by Marg Hutton
7 July 2003

31 year old Hassan Jassem from Basra is 'Person 16' in Keysar Trad's transcript of survivor interviews and the fifth in our series of lightly edited extracts from this transcript (1, 2, 3, 4). Hassan (also known as Falah Hassan Jassem Al Mosawi) lost his wife and three children on SIEVX - Fatima aged 5, Batoul aged 20 months and an infant boy aged 3 weeks.

We do not know in which country Hassan Jassem has been resettled.

SIEVX survivor Hassan Jassem I did not get to enjoy looking at my 20 day old child enough. My wife and daughters were looking at me and crying as the ship capsized.

I am unwell. I cannot go into the hospital in Indonesia.

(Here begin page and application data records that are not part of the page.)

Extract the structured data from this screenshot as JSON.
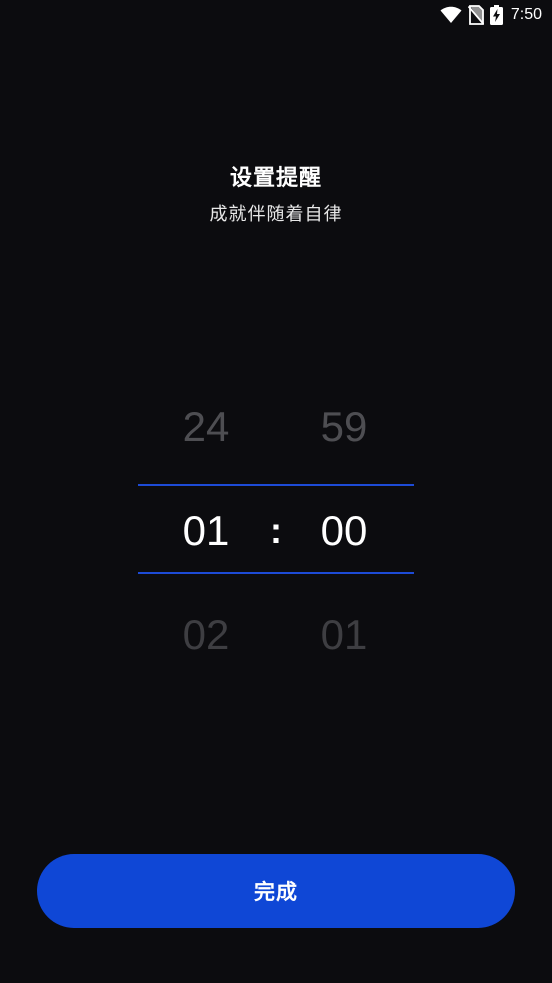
{
  "status_bar": {
    "time": "7:50",
    "icons": [
      "wifi-icon",
      "no-sim-icon",
      "battery-charging-icon"
    ]
  },
  "header": {
    "title": "设置提醒",
    "subtitle": "成就伴随着自律"
  },
  "time_picker": {
    "hours": {
      "prev": "24",
      "current": "01",
      "next": "02"
    },
    "separator": ":",
    "minutes": {
      "prev": "59",
      "current": "00",
      "next": "01"
    },
    "accent_color": "#1d4bd6"
  },
  "footer": {
    "done_label": "完成",
    "button_color": "#0f47d6"
  }
}
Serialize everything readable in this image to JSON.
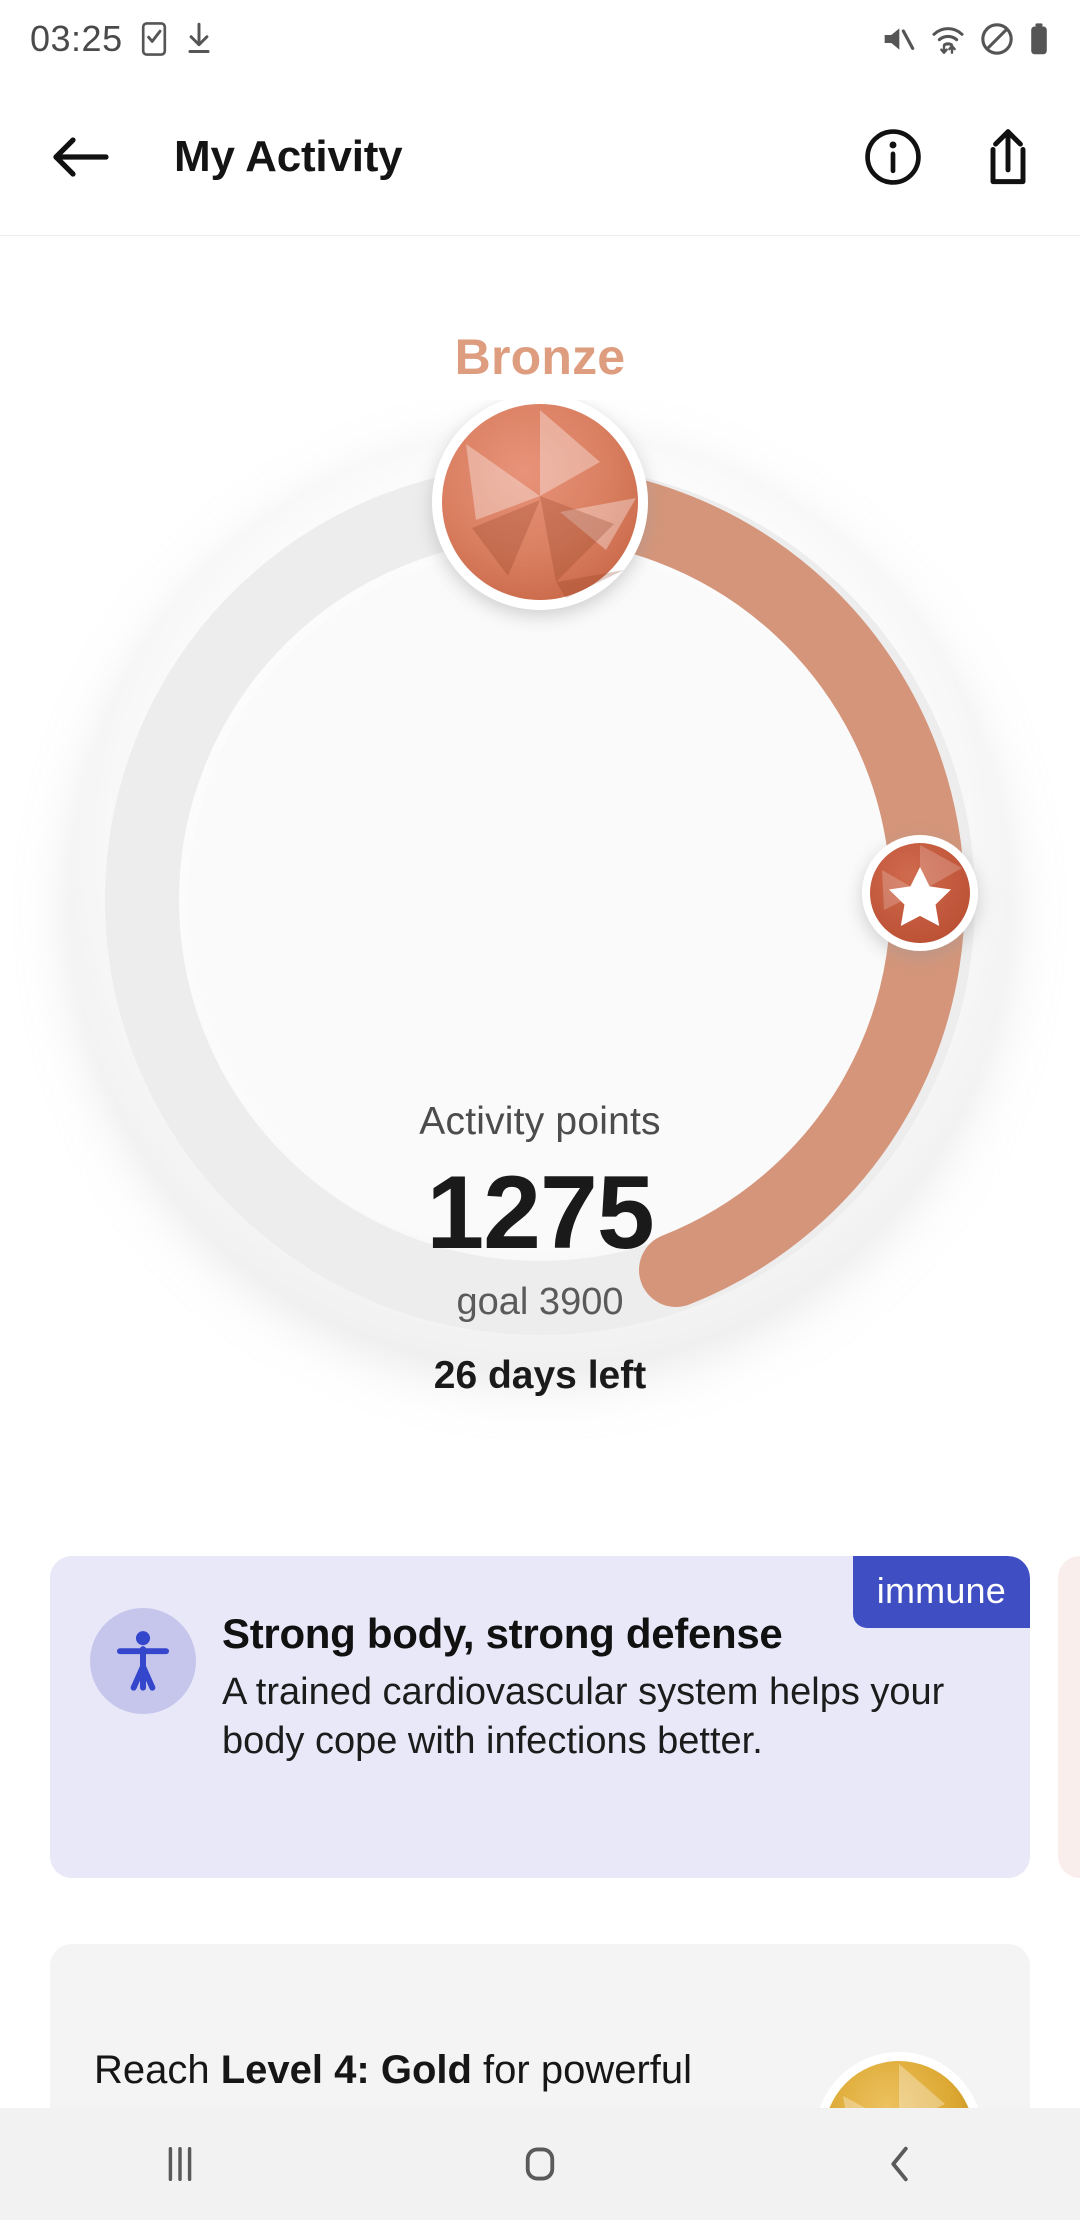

Every time I go, I remember how when I was in hospital before, my wife who had heart problems used to come to visit me and look after me...

I lost three children and my wife, but the 150 children are like my own too. Those who perished with their families have found reprieve, but as for us, we are mere empty shells, our souls went with them.

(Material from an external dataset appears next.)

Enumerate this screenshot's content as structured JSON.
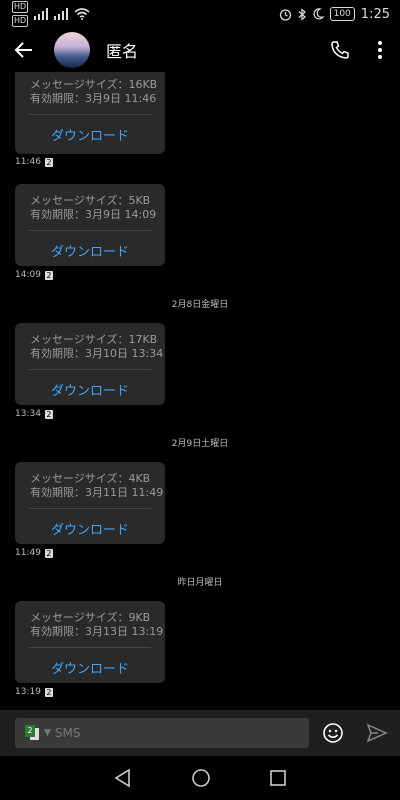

When water started to overtake the boat, my family and I were in a room inside. Many were sea sick. When my daughter saw others seasick she did not take much notice but would continue to play as if things were normal. This time however, she felt that there was a real danger, so she went to her mother. She was very afraid and horrified. Her mother was crying and reading Qur`an. She placed the Qur`an on her daughter's head to pray for her.

I saw my entire family crying. To this day I remember the scene. My wife holding the 20 day old child and crying, not knowing what to do, and the children crying.

Before the incident I would come home and kiss my sleeping children for ten minutes. I was always looking at them. My wife thought that I was mad. She would always ask 'Why?' I would say that I do not know, I have an ominous feeling, I do not know. My son was born recently. When people called me Abu Ali I felt that this son would not live for long. I felt strange when they called me father of Ali (Abu Ali).

There were two engines, one was not working. I was trying to repair it. It was an old engine but we repaired it as new. I never imagined that the boat would sink. As I would work on repairing the boat, I was looking at my family. As the boat began to capsize they were all looking at me trying to repair the boat. I am still affected by these final moments (weeping). My wife fell whilst holding the 20 day old baby.

When the boat capsized I lost my sanity. I was weeping over my misfortune that I did not die with them. I began searching for them.

Every time I saw a child I could not differentiate between it and my children. My wife and children stayed under the boat - they never came out.

I was not wearing a lifejacket. I was hitting at my head and lamenting my loss and praying for my own death. I was dragged under water three times - I do not know what kept pushing me up to stay alive.

Anywhere I placed my arm, a drowned child or woman would emerge and lift my arm and the surviving women would cry more.

As for me, remaining in Indonesia causes us depression. Every time we see the scene it reminds me and the others of these tragedies.

We wanted to live with the Australian people. We appeal to the Australian people to take up our cases. There is no difference between us even though we have a different faith - we are still human beings. We appeal to the new government to find a solution for us.

Other sources
Hassan Jassem appears in the list of survivors provided to the Senate by the AFP as: Falah Hassan Jassem Al Mosawi ( 11361) | ©Copyright Marg Hutton ~ / 2002-2014